The new work "is a celebration of the endless creative opportunities that the LEGO System in Play provides," says Remi Marcelli, VP of the Lego Agency. "We hope it will engage and excite fans across the world, reminding us all of the importance of play."

While Lego has had its own internal advertising department for over half a century under different names and setups, the in-house group, which includes 500 global employees, was streamlined and dubbed the Lego Agency last year. Before this year's global effort it had only produced local-level campaigns.

"The agency setup is essential to ensure we develop a global plan for our global portfolio, with a one brand approach," says Marcelli.

Set to Strauss' Blue Danube Waltz, the spot begins by explaining that a Lego piece "is not a brick"—rather, it's a police car ready for a high-speed chase, a speeding jet or a racing quad.

Connecting an analog toy with the unlimited potential of a child's imagination is a common theme many toy brands are tapping into. Mattel has run similar campaigns for its Hot Wheels and Barbie brands in recent years, for example. It's a familiar refrain at a time when legacy toy brands—Lego was founded in 1932—are struggling to remain relevant in a digital world where kids might prefer a tablet or iPhone to a doll or building set.
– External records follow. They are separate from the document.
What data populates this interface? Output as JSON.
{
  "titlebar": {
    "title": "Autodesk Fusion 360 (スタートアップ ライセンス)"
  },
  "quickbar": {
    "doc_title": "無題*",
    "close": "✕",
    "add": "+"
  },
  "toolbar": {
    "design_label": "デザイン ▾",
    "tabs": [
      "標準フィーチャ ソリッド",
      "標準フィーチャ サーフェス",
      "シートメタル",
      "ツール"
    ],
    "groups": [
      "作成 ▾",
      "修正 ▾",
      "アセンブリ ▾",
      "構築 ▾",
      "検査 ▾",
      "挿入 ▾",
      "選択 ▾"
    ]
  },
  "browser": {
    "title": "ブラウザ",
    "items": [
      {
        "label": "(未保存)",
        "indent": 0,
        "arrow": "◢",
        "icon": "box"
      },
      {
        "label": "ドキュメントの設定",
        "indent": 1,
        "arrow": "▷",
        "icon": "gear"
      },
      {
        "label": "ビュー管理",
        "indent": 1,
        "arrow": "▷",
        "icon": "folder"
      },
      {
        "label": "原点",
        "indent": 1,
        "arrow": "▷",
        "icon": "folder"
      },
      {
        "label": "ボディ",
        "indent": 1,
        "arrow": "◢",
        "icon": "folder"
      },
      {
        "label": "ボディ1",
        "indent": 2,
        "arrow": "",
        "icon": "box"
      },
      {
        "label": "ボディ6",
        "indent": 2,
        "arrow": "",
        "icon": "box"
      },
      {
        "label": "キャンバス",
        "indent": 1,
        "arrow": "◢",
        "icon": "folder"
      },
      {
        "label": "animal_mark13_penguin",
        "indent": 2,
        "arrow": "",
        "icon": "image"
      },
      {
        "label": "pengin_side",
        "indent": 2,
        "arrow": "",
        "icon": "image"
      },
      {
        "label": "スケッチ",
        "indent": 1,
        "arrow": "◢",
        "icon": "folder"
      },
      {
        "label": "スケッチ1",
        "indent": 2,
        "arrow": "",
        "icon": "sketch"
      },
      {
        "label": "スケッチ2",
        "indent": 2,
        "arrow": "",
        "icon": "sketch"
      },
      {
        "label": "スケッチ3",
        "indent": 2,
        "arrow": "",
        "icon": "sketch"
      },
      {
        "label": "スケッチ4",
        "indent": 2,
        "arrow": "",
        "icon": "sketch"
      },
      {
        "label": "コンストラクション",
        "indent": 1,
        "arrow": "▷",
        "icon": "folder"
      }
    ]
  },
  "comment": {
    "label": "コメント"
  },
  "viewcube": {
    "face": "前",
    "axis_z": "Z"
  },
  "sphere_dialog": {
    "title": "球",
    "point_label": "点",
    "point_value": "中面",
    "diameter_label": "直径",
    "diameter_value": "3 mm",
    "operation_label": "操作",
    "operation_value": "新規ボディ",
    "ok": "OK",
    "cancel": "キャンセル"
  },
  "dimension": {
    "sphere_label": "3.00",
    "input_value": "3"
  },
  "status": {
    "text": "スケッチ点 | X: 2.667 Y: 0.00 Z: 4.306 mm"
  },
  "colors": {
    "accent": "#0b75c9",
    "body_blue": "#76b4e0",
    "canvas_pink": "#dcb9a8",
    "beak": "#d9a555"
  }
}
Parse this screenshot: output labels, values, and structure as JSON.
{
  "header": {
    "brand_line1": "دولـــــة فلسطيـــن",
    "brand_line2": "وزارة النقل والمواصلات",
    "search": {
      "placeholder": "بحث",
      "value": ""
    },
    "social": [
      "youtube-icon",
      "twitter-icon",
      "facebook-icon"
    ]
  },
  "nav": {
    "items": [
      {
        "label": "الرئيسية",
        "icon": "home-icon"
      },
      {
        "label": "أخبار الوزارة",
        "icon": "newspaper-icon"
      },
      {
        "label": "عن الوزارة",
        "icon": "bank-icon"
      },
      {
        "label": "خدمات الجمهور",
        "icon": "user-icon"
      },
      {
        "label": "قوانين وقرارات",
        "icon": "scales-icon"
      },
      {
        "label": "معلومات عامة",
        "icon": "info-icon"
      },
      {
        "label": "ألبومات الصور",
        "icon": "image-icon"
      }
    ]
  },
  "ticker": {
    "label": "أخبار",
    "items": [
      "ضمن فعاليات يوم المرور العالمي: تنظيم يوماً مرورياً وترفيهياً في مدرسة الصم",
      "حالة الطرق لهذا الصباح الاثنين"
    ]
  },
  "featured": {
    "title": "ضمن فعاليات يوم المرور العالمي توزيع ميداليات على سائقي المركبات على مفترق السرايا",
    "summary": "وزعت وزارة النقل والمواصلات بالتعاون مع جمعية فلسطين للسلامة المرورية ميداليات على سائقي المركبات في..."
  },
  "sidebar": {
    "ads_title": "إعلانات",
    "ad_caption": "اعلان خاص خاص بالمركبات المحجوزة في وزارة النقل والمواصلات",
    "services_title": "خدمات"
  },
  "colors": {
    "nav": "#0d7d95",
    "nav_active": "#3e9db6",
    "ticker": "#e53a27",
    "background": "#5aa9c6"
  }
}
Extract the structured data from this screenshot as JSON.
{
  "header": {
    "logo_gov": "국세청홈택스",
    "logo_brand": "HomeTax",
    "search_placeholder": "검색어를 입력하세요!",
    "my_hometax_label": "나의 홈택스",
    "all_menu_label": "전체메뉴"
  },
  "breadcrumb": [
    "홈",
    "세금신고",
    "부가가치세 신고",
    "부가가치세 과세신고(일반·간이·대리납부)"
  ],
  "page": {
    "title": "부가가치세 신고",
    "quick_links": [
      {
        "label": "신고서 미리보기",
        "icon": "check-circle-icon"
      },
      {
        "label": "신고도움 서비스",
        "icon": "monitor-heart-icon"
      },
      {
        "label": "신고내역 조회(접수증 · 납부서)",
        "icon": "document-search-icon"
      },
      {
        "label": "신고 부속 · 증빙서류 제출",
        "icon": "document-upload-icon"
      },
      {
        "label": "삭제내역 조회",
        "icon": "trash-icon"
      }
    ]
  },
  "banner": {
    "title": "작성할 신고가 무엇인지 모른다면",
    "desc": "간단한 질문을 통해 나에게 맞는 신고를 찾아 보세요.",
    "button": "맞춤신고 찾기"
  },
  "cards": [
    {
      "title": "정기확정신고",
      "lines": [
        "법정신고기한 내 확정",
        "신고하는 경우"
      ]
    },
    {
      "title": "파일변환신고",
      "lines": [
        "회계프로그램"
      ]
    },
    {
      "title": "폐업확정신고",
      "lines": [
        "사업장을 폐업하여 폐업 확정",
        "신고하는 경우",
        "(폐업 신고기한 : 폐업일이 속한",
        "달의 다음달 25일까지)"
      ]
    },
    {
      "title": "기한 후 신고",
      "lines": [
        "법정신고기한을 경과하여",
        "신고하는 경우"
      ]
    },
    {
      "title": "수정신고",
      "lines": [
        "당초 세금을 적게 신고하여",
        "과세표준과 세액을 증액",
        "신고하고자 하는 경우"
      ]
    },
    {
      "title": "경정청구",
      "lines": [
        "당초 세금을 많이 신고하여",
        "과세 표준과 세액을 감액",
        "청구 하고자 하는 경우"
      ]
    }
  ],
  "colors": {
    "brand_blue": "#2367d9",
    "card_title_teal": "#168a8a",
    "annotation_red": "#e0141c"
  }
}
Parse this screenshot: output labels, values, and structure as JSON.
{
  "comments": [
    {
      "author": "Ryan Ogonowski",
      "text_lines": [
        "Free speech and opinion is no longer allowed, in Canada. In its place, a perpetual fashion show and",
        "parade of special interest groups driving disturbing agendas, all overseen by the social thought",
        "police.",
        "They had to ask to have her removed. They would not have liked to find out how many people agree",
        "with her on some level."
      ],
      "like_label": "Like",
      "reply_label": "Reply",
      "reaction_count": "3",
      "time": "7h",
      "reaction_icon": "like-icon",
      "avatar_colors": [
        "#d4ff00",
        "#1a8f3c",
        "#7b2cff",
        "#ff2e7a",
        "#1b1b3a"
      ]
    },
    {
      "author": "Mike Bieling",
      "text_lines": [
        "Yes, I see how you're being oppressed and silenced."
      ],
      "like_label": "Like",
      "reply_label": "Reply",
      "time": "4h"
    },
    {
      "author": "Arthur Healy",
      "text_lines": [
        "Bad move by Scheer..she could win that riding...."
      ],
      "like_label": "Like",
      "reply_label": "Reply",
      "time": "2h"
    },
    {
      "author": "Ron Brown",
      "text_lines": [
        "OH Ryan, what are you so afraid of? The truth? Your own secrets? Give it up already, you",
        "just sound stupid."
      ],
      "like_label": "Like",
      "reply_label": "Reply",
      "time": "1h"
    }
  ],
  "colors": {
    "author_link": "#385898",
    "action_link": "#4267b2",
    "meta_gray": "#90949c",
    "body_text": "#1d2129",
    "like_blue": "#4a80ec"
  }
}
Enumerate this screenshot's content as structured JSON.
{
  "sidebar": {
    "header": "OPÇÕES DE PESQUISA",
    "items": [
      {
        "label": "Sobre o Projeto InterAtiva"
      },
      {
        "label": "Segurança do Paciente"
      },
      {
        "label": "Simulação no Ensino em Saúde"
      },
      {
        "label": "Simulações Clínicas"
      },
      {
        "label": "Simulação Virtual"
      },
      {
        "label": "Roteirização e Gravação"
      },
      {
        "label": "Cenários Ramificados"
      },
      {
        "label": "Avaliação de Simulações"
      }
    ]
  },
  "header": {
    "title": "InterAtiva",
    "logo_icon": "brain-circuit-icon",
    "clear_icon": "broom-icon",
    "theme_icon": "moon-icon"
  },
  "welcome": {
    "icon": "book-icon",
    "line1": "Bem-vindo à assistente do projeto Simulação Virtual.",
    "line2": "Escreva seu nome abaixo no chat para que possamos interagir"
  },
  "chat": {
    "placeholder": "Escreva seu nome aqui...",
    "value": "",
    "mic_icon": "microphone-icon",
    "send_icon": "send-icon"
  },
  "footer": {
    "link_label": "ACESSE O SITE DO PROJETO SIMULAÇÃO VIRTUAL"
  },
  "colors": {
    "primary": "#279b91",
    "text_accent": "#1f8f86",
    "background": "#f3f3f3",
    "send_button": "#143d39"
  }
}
Following a drop in revenue last year, Lego laid off about 1,400 employees, or 8 percent, of its workforce. For the first half of 2018, revenue was 14.3 billion Danish krone (around $2.2 billion), a 5 percent decline over the same period a year earlier, while net profit declined 10 percent.

Lego also plans to open nine of its own stores across the U.S. this holiday season, hoping to increase sales after the loss of Toys R Us earlier this year.